Athis booth In Kisumu, western Kenya, Walter Otieno plops dough balls into steaming pans. After a minute or two, the mosaic spheres, called mandazi, are ready for sale. But his customers may not be as full as they used to be. Mr Otieno halved his ‘African donut’, as the snack is also called, which he sold for ten Kenyan shillings (approximately eight us points) each.
“I had to do it to break even,” he explained. His ingredient costs skyrocketed. A 10-litre can of cooking oil costs Sh3,000, up from Sh2,000 in January; flour is two-thirds more expensive than it was a few months ago. Kenya’s annual food price growth hit a record high of 16% in October. The knock-on effect of Russia’s invasion of Ukraine exacerbated the impact of the regional drought.
There are other examples elsewhere in the market. A milk seller holds up two plastic bottles. Two years ago 40 shillings could buy a liter. Today, he fills a half-liter bottle for the same price. Various fruits are sold in smaller bunches, traders say.
Estimated cost of food staples in sub-Saharan Africa has risen by almost a quarter since 2020 International Monetary Fund. Locally grown food prices have also soared. In Ghana, for example, the price of cassava has increased by almost 80%. Deflationary inflation is also on the rise. In South Africa, biltong (dried meat) is not as thick. In Uganda, street vendors have shrunk the rolox (“rolled egg”), which is more or less a vegetable omelet rolled in a pancake.
Western consumers often see the shrinkage through the eyes of an annoyed potato chip package that is suspiciously large. But African consumers have long bought goods in small quantities, many of whom lack the cash, credit or space to buy in bulk. In Nigeria, companies have learned to sell sachets of shampoo and laundry detergent to cash-strapped customers. As the economy ground to a halt, manufacturers scaled back even more production. Today, Nigerians can buy a “small” Domino’s pizza and gobble it down with bags of Baileys, a creamy spirit.

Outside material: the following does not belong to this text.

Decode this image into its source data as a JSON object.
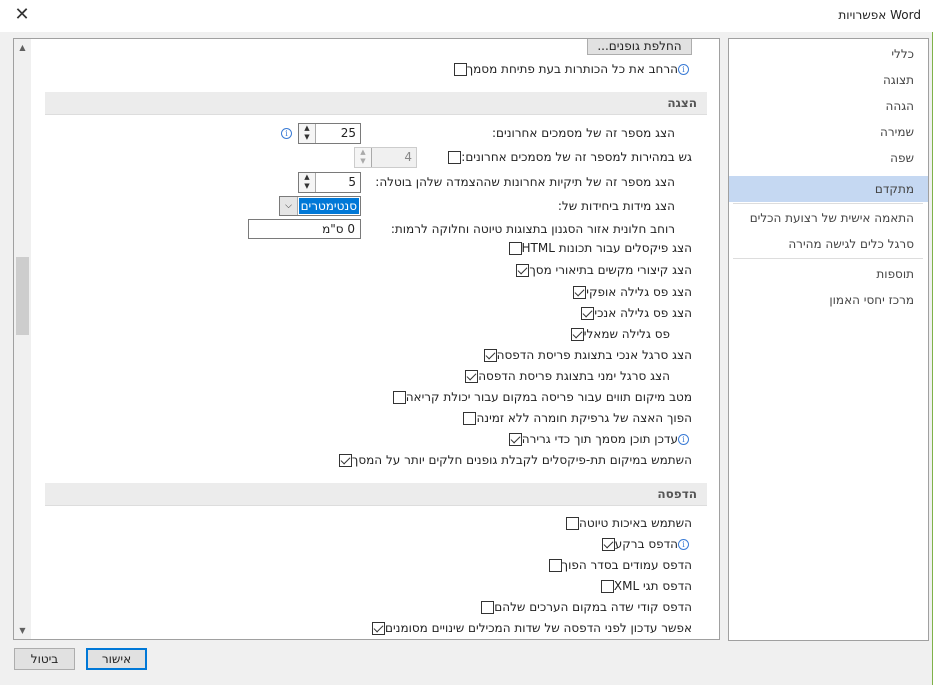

Poor consumers mean retailers often see cutting back on products as a better option than raising prices. Add to that the fierce competition in many markets, with dozens of vendors selling the same goods. “Price increase?” exclaimed Mr. Otieno. “I wouldn’t dare to do that because customers would run away.” ■